Debra Stulberg, MD, University of Chicago

Religious hospitals control a growing share of healthcare in the United States. In Catholic hospitals, clinicians must follow the Ethical and Religious Directives for Catholic Healthcare Services, which restrict provision of contraception, abortion, sterilization, and fertility treatment. Reproductive health policies in other (non-Catholic) religious hospitals are less well understood. In Chicago, two of the three ...Read more >

Jenny Higgins, PhD, MPH, University of Wisconsin, Madison

New research suggests that sexual minority women (SMW) have an increased risk of unintended pregnancy compared to their heterosexual peers. While scholars have documented some of the pathways leading to teen pregnancy disparities for adolescent SMW, few studies have examined adult SMW’s elevated risk of unintended pregnancy, despite distinct differences between adolescent and adult developmental ...Read more >

Sadia Haider, MD, MPH, University of Chicago

There is an urgent need for effective HIV prevention tools for African American (AA) women, a population disproportionately impacted by HIV/AIDS health disparities. Approved by the Food and Drug Administration in 2012 for use by HIV-negative persons, pre-exposure prophylaxis (PrEP) is a promising biomedical prevention strategy that has the potential to reduce HIV incidence among ...Read more >

Emily Godfrey, MD, MPH, University of Washington

Population-based registries are essential public health information systems that provide data to support improvements in patient care and clinical decision-making. There are significant gaps in the data around contraceptive safety and efficacy for women with complex medical conditions. As medical advances in the United States (US) allow women with complex medical conditions to live through ...Read more >

Brittany Charlton, ScD, MSc, Boston Children's Hospital

Sexual minority females (i.e., lesbians, bisexuals) are at an increased risk for teen pregnancy and need access to abortion services. This population reports established risk factors for teen pregnancy, such as earlier sexual initiation, more frequently than heterosexuals. It has been suggested, though not empirically examined, that this group may have additional risk factors for ...Read more >

Caitlin Gerdts, PhD, Ibis Reproductive Health

Current literature on the reproductive health of Black women has focused on highlighting differences in reproductive health outcomes between Black women and other racial/ethnic groups. Although, it is acknowledged that the lived experience of Black women contributes to these differences, few studies have attempted to understand the mechanism through which this lived experience influences perspectives ...Read more >

Priya Batra, MD, MS, University of California, Riverside

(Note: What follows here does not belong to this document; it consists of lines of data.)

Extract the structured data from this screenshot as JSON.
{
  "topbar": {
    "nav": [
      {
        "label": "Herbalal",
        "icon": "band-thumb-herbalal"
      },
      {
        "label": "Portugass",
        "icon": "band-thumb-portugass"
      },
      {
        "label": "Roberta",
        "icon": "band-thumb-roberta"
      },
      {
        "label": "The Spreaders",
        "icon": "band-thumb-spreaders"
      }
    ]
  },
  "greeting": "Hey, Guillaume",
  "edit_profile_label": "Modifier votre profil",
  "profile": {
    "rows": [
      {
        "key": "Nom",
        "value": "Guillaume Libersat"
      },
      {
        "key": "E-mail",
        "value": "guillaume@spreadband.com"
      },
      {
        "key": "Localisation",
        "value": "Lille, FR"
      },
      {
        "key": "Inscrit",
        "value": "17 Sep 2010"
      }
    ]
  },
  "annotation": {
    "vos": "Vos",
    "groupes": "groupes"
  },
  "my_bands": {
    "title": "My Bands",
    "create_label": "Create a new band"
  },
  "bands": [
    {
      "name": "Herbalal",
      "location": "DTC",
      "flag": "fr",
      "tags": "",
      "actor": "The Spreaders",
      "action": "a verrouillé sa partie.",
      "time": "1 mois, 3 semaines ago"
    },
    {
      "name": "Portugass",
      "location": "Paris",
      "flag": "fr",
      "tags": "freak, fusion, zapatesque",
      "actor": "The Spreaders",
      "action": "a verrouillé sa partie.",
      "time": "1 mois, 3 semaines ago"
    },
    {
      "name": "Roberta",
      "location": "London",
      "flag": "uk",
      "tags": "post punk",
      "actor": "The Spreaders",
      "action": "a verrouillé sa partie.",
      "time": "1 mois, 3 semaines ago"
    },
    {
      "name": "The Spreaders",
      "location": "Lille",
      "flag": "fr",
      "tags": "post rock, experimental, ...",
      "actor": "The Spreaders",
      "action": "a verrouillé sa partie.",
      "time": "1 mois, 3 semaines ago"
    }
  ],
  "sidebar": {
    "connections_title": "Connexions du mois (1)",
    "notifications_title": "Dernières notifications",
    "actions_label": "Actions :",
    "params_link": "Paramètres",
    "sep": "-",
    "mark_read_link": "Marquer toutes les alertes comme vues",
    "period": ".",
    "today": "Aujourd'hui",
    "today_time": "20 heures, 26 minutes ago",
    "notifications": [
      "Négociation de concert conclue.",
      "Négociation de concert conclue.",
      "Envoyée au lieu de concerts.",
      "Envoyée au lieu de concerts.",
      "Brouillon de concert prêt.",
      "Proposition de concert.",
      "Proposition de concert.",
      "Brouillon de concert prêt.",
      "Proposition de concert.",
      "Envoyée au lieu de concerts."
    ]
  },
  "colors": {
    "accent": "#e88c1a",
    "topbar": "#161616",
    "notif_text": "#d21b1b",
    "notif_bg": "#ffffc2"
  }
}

BackgroundOne-quarter of U.S. women use sterilization for contraception; Medicaid-insured women prefer sterilization over other birth control methods. Approximately half of U.S. sterilization requests go unfulfilled; federally mandated consent regulations and waiting periods governing sterilization under Medicaid serve as structural barriers among low-income women. Despite calls to improve the process for publicly reimbursed sterilization, no efforts ...Read more >

Lori Freedman, PhD, University of California, San Francisco

Catholic hospitals care for one in six U.S. patients and follow the Ethical and Religious Directives for Catholic Healthcare Services, which prohibit abortion, contraception, sterilization, and certain treatment for obstetrical complications. Defenders of institutions’ rights to refuse this care argue that women can simply choose other providers. But, if women are not aware of the ...Read more >

Kavita Arora, MD, MBE, Case Western Reserve University

A healthcare system in which 37-51% of women who desire postpartum sterilization are unable to obtain one due to a lack of a valid signed Medicaid consent form is not delivering patient-centered, medically-appropriate, nor ethically-sound care. Sensitive, thoughtful, and careful considerations are required when approaching this topic due to its complex social and cultural backdrop. ...Read more >

Madina , ScD, MPH, Harvard University

Transmasculine individuals – i.e., people assigned a female sex at birth who self-identify as transgender men, female-to-male (FTM), or a non-binary gender identity along the masculine continuum – are at risk of unintended pregnancy. However, transmasculine people face substantial barriers to health care that may undermine their access to and utilization of contraceptive and abortion ...Read more >